At The Atlantic, Peter Wehner talks to social psychologist Jonathan Haidt, who acknowledges partisan polarization but notes other, more promising, signs.

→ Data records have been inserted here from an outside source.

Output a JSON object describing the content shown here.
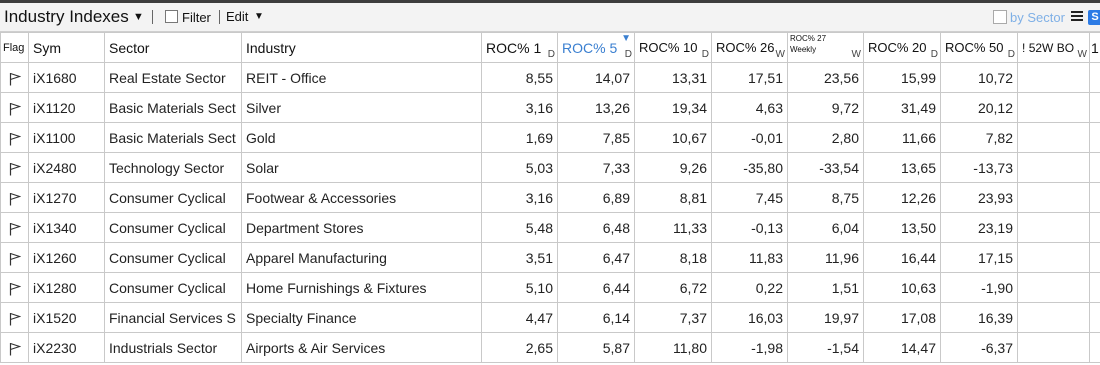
{
  "toolbar": {
    "title": "Industry Indexes",
    "filter_label": "Filter",
    "edit_label": "Edit",
    "by_sector_label": "by Sector",
    "s_badge": "S"
  },
  "columns": {
    "flag": "Flag",
    "sym": "Sym",
    "sector": "Sector",
    "industry": "Industry",
    "roc1": "ROC% 1",
    "roc1_unit": "D",
    "roc5": "ROC% 5",
    "roc5_unit": "D",
    "roc10": "ROC% 10",
    "roc10_unit": "D",
    "roc26": "ROC% 26",
    "roc26_unit": "W",
    "roc27_line1": "ROC% 27",
    "roc27_line2": "Weekly",
    "roc27_unit": "W",
    "roc20": "ROC% 20",
    "roc20_unit": "D",
    "roc50": "ROC% 50",
    "roc50_unit": "D",
    "w52": "52W BO",
    "w52_prefix": "!",
    "w52_unit": "W",
    "last": "1"
  },
  "rows": [
    {
      "sym": "iX1680",
      "sector": "Real Estate Sector",
      "industry": "REIT - Office",
      "roc1": "8,55",
      "roc5": "14,07",
      "roc10": "13,31",
      "roc26": "17,51",
      "roc27": "23,56",
      "roc20": "15,99",
      "roc50": "10,72"
    },
    {
      "sym": "iX1120",
      "sector": "Basic Materials Sect",
      "industry": "Silver",
      "roc1": "3,16",
      "roc5": "13,26",
      "roc10": "19,34",
      "roc26": "4,63",
      "roc27": "9,72",
      "roc20": "31,49",
      "roc50": "20,12"
    },
    {
      "sym": "iX1100",
      "sector": "Basic Materials Sect",
      "industry": "Gold",
      "roc1": "1,69",
      "roc5": "7,85",
      "roc10": "10,67",
      "roc26": "-0,01",
      "roc27": "2,80",
      "roc20": "11,66",
      "roc50": "7,82"
    },
    {
      "sym": "iX2480",
      "sector": "Technology Sector",
      "industry": "Solar",
      "roc1": "5,03",
      "roc5": "7,33",
      "roc10": "9,26",
      "roc26": "-35,80",
      "roc27": "-33,54",
      "roc20": "13,65",
      "roc50": "-13,73"
    },
    {
      "sym": "iX1270",
      "sector": "Consumer Cyclical",
      "industry": "Footwear & Accessories",
      "roc1": "3,16",
      "roc5": "6,89",
      "roc10": "8,81",
      "roc26": "7,45",
      "roc27": "8,75",
      "roc20": "12,26",
      "roc50": "23,93"
    },
    {
      "sym": "iX1340",
      "sector": "Consumer Cyclical",
      "industry": "Department Stores",
      "roc1": "5,48",
      "roc5": "6,48",
      "roc10": "11,33",
      "roc26": "-0,13",
      "roc27": "6,04",
      "roc20": "13,50",
      "roc50": "23,19"
    },
    {
      "sym": "iX1260",
      "sector": "Consumer Cyclical",
      "industry": "Apparel Manufacturing",
      "roc1": "3,51",
      "roc5": "6,47",
      "roc10": "8,18",
      "roc26": "11,83",
      "roc27": "11,96",
      "roc20": "16,44",
      "roc50": "17,15"
    },
    {
      "sym": "iX1280",
      "sector": "Consumer Cyclical",
      "industry": "Home Furnishings & Fixtures",
      "roc1": "5,10",
      "roc5": "6,44",
      "roc10": "6,72",
      "roc26": "0,22",
      "roc27": "1,51",
      "roc20": "10,63",
      "roc50": "-1,90"
    },
    {
      "sym": "iX1520",
      "sector": "Financial Services S",
      "industry": "Specialty Finance",
      "roc1": "4,47",
      "roc5": "6,14",
      "roc10": "7,37",
      "roc26": "16,03",
      "roc27": "19,97",
      "roc20": "17,08",
      "roc50": "16,39"
    },
    {
      "sym": "iX2230",
      "sector": "Industrials Sector",
      "industry": "Airports & Air Services",
      "roc1": "2,65",
      "roc5": "5,87",
      "roc10": "11,80",
      "roc26": "-1,98",
      "roc27": "-1,54",
      "roc20": "14,47",
      "roc50": "-6,37"
    }
  ]
}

… Haidt pointed out that several surveys, including one in April by More in Common, show that the pandemic is having the sort of unifying effect that major crises tend to have … For example, 90 percent of Americans believe that “we’re all in it together,” compared to just 63 percent in the fall of 2018. The share of Americans who describe the country as “unified” has grown from 4 percent in 2018 to 32 percent today, while the percentage of Americans who regard the country as “very divided” has dropped from 62 percent to just 22 percent. Other polls show that the divide between Republicans and Democrats on social-distancing measures isn’t all that large. “When we look at the stories of moral beauty versus moral depravity, it certainly seems like there are far more stories of moral beauty out there than moral depravity,” Haidt said. “So what I think is happening is that the most politically active Americans are just incorporating this into their preexisting culture war, but most Americans seem to be having a surge of common sentiment, of prosocial feeling. We are all going through similar experiences at the same time, which has hardly ever happened before. So I’m still hopeful.”